*** Opening of Available data ***

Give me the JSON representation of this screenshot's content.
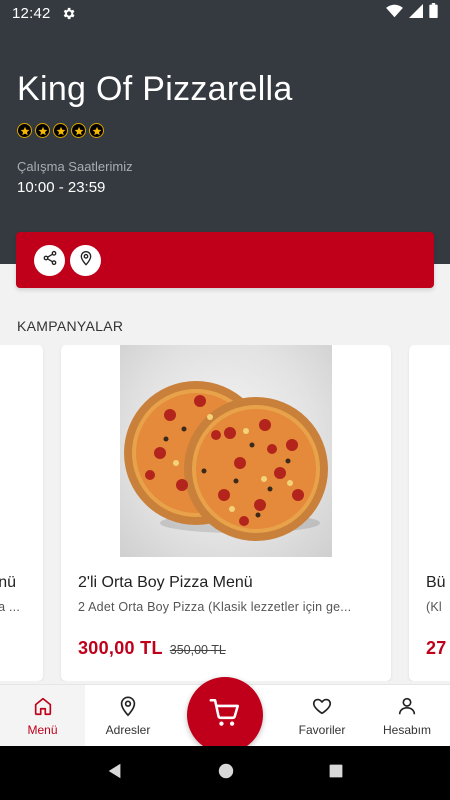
{
  "status": {
    "time": "12:42"
  },
  "shop": {
    "title": "King Of Pizzarella",
    "rating_stars": 5,
    "hours_label": "Çalışma Saatlerimiz",
    "hours_value": "10:00 - 23:59"
  },
  "section": {
    "title": "KAMPANYALAR"
  },
  "campaigns": [
    {
      "name": "nü",
      "desc": "a ...",
      "price": ""
    },
    {
      "name": "2'li Orta Boy Pizza Menü",
      "desc": "2 Adet Orta Boy Pizza (Klasik lezzetler için ge...",
      "price": "300,00 TL",
      "old_price": "350,00 TL"
    },
    {
      "name": "Bü",
      "desc": "(Kl",
      "price": "27"
    }
  ],
  "nav": {
    "menu": "Menü",
    "adresler": "Adresler",
    "favoriler": "Favoriler",
    "hesabim": "Hesabım"
  },
  "colors": {
    "brand": "#c0001b",
    "header": "#353a40"
  }
}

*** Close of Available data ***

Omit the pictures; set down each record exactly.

Give me the JSON representation of this screenshot's content.
{
  "status": {
    "time": "12:42"
  },
  "shop": {
    "title": "King Of Pizzarella",
    "rating_stars": 5,
    "hours_label": "Çalışma Saatlerimiz",
    "hours_value": "10:00 - 23:59"
  },
  "section": {
    "title": "KAMPANYALAR"
  },
  "campaigns": [
    {
      "name": "nü",
      "desc": "a ...",
      "price": ""
    },
    {
      "name": "2'li Orta Boy Pizza Menü",
      "desc": "2 Adet Orta Boy Pizza (Klasik lezzetler için ge...",
      "price": "300,00 TL",
      "old_price": "350,00 TL"
    },
    {
      "name": "Bü",
      "desc": "(Kl",
      "price": "27"
    }
  ],
  "nav": {
    "menu": "Menü",
    "adresler": "Adresler",
    "favoriler": "Favoriler",
    "hesabim": "Hesabım"
  },
  "colors": {
    "brand": "#c0001b",
    "header": "#353a40"
  }
}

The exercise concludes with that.